Try it
Filter the records below down to lines containing "true".

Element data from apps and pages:
[Start of section]
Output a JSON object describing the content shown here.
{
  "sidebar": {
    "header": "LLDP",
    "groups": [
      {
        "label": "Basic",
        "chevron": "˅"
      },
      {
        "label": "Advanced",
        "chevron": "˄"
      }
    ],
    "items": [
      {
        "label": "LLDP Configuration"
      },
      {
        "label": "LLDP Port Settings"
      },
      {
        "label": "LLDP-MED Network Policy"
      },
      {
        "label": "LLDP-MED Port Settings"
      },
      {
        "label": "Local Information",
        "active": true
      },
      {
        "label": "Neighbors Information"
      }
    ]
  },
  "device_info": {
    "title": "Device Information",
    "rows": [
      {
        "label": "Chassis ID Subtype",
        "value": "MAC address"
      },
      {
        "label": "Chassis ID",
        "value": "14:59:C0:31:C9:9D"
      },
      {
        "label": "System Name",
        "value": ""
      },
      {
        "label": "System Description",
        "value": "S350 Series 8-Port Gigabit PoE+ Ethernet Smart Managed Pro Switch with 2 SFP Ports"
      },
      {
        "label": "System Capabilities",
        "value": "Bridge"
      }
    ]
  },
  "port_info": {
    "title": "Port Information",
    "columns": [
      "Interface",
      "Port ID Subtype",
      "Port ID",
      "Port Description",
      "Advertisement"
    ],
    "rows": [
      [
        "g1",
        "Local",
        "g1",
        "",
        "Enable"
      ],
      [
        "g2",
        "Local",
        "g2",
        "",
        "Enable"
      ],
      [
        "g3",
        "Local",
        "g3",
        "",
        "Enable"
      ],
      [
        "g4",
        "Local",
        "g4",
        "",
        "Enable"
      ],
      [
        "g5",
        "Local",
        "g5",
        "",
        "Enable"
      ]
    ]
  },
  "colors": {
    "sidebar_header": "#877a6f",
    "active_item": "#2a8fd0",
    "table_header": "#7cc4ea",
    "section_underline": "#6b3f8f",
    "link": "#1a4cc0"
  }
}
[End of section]
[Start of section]
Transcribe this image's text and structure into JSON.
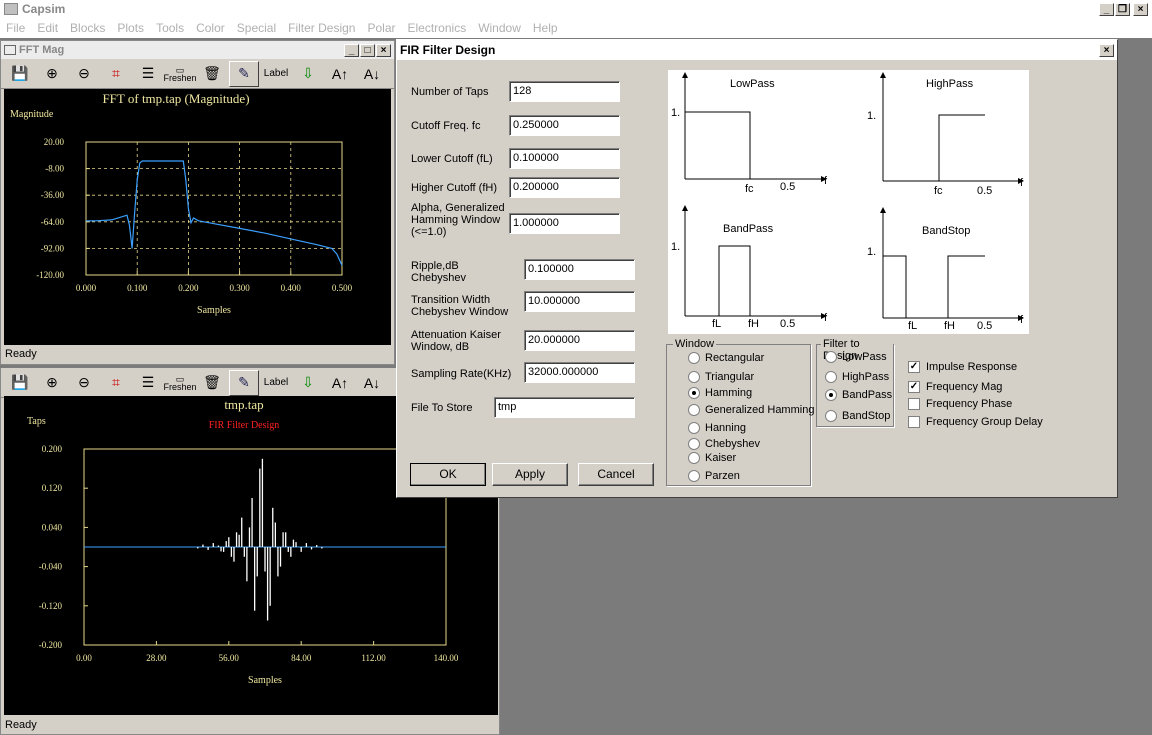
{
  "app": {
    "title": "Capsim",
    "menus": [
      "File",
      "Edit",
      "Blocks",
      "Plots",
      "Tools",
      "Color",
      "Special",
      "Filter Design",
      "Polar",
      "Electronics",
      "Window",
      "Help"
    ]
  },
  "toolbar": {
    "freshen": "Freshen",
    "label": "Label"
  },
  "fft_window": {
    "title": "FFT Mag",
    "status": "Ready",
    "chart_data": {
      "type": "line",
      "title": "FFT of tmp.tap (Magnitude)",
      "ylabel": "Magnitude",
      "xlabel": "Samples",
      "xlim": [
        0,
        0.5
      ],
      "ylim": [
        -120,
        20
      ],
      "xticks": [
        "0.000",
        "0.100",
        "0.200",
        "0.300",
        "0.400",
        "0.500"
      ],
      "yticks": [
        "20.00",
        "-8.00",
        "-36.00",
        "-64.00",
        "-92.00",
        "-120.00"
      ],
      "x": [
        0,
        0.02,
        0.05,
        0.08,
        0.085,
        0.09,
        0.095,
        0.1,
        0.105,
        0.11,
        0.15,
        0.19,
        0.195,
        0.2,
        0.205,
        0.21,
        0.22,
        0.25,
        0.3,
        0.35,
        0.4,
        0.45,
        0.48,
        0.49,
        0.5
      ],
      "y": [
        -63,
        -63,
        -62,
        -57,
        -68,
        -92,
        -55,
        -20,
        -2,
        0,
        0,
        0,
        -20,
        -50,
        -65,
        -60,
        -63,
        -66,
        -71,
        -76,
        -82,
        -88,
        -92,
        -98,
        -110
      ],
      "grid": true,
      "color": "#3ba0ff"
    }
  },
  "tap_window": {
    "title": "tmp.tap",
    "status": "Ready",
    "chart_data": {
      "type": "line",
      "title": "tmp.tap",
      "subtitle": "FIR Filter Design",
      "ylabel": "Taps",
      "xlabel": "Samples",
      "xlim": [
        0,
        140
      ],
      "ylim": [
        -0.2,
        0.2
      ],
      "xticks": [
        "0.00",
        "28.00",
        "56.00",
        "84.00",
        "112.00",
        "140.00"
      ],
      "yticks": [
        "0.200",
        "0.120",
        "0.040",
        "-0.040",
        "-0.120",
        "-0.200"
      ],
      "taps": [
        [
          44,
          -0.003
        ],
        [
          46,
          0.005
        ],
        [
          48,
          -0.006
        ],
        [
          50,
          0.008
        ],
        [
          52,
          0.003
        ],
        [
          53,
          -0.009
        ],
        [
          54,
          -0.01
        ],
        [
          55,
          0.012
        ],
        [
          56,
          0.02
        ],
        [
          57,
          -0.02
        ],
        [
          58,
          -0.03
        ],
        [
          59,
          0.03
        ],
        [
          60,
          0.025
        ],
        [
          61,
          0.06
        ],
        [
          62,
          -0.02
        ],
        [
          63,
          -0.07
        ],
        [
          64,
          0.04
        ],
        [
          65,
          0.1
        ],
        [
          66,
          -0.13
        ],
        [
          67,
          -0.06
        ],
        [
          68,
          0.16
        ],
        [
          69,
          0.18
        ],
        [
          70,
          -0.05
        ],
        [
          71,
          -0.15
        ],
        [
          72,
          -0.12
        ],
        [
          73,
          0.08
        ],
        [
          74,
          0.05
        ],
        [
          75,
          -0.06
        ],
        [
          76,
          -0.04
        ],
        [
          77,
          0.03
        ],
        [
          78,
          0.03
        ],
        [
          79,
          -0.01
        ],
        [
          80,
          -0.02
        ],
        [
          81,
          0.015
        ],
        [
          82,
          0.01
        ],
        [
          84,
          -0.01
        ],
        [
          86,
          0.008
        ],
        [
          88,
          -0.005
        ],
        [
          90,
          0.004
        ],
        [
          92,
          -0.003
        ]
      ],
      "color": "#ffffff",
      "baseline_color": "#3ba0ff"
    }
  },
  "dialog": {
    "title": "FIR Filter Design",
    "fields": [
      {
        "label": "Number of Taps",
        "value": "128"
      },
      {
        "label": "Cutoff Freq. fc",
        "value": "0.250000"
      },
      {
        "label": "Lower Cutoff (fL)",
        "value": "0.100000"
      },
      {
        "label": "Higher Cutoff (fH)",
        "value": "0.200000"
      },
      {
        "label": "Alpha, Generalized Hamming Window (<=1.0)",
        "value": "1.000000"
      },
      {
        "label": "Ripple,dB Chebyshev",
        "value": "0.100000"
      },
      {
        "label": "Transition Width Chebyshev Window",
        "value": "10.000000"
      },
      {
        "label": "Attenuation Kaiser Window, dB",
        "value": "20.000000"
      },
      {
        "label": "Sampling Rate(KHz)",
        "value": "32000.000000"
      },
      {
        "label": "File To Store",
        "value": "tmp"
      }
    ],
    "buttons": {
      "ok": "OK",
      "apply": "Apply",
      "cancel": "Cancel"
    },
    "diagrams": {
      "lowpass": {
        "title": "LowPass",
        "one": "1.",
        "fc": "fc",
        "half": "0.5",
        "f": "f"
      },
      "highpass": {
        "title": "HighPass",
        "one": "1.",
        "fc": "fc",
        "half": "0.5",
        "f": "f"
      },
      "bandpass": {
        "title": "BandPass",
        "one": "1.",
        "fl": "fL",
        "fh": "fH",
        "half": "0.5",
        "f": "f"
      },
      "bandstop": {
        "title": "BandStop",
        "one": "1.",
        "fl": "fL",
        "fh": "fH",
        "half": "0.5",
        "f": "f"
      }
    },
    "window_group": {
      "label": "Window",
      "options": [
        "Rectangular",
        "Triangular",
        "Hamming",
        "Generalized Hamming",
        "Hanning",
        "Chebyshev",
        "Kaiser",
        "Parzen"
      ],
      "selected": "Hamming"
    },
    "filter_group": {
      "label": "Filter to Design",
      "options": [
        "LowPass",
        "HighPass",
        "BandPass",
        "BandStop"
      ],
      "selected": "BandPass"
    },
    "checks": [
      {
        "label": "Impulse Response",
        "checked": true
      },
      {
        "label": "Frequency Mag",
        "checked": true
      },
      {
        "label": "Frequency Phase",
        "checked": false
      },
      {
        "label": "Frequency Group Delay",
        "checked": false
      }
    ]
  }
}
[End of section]
Written reply
        "active": true
      "grid": true,
        "checked": true
        "checked": true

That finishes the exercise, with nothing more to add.